Task directions:
Show every line of the data that includes the word "this".

##### Supplied records

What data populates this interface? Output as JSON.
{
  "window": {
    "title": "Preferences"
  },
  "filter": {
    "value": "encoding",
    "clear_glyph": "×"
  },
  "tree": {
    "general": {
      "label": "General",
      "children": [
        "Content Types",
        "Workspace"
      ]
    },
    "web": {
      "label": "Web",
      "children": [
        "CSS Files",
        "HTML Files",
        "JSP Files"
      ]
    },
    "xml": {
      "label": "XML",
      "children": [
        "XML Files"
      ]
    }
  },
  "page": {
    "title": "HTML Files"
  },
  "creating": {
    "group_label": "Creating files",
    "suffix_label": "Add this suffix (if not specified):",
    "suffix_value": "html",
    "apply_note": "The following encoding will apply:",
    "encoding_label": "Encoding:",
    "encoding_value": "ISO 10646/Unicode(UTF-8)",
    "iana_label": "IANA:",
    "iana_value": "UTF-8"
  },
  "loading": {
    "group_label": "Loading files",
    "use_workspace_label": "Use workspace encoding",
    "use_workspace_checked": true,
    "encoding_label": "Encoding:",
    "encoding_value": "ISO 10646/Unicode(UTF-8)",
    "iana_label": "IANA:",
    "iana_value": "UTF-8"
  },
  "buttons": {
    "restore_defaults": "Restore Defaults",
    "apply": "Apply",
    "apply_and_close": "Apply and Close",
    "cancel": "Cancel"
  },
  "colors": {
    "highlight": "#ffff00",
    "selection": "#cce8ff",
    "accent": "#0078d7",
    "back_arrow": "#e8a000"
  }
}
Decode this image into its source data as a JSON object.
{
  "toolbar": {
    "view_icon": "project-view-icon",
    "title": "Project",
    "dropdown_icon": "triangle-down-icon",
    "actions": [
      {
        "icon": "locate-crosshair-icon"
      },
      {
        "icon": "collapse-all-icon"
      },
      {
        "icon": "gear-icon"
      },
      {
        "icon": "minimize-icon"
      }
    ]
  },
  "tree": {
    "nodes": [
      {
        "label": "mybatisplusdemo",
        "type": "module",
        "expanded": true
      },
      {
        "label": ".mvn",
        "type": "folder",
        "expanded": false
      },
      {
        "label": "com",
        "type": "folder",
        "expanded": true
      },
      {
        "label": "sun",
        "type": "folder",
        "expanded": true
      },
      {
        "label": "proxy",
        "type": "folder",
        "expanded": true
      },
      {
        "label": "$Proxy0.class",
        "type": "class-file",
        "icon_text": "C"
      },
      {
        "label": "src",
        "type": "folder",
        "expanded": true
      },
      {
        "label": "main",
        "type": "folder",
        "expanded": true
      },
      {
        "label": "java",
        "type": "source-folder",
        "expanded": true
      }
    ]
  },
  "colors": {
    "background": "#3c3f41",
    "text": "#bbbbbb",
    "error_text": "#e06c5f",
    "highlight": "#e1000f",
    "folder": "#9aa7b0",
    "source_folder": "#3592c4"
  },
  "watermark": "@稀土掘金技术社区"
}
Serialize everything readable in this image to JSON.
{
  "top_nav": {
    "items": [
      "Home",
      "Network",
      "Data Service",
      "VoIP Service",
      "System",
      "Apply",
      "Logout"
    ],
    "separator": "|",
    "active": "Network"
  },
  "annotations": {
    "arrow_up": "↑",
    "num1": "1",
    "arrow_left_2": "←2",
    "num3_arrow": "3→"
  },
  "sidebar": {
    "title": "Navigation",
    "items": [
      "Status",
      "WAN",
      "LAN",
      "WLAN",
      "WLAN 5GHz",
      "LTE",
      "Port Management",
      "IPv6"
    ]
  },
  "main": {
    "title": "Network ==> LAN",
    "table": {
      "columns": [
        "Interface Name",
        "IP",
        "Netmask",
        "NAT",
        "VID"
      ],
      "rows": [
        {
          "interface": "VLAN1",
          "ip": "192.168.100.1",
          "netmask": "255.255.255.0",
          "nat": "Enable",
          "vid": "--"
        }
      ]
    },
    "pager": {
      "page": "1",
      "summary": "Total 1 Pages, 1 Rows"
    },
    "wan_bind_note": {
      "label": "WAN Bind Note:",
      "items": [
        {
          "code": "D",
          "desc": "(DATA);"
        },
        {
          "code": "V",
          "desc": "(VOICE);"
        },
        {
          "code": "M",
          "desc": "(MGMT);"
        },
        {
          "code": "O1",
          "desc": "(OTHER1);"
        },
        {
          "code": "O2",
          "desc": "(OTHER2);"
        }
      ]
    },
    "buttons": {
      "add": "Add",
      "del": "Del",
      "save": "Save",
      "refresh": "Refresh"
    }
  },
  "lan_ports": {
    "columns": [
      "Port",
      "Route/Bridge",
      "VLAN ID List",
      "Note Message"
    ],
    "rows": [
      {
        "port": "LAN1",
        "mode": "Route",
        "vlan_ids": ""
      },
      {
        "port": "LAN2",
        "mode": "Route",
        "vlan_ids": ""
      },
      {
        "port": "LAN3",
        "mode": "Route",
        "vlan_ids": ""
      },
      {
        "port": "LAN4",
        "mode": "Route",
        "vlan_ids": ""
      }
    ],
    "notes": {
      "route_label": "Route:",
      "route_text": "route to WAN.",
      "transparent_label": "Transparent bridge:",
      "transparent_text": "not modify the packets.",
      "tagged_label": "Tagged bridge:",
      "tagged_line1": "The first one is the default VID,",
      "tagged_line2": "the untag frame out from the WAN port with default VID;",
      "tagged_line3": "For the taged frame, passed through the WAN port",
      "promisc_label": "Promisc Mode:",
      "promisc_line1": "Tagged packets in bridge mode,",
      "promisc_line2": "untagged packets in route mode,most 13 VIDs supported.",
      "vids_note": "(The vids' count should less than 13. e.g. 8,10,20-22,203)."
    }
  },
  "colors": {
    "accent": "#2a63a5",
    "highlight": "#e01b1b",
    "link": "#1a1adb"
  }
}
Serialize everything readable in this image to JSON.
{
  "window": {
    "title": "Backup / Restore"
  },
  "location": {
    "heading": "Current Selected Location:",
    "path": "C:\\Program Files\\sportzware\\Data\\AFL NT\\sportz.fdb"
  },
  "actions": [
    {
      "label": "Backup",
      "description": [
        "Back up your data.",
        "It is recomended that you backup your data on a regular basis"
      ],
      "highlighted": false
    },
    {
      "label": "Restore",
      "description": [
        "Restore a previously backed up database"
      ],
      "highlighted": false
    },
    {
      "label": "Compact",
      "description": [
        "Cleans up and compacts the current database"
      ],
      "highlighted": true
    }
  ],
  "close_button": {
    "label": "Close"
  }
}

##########

Solution:
What data populates this interface? Output as JSON.
    "suffix_label": "Add this suffix (if not specified):",
Decode this image into its source data as a JSON object.
Serialize everything readable in this image to JSON.
Serialize everything readable in this image to JSON.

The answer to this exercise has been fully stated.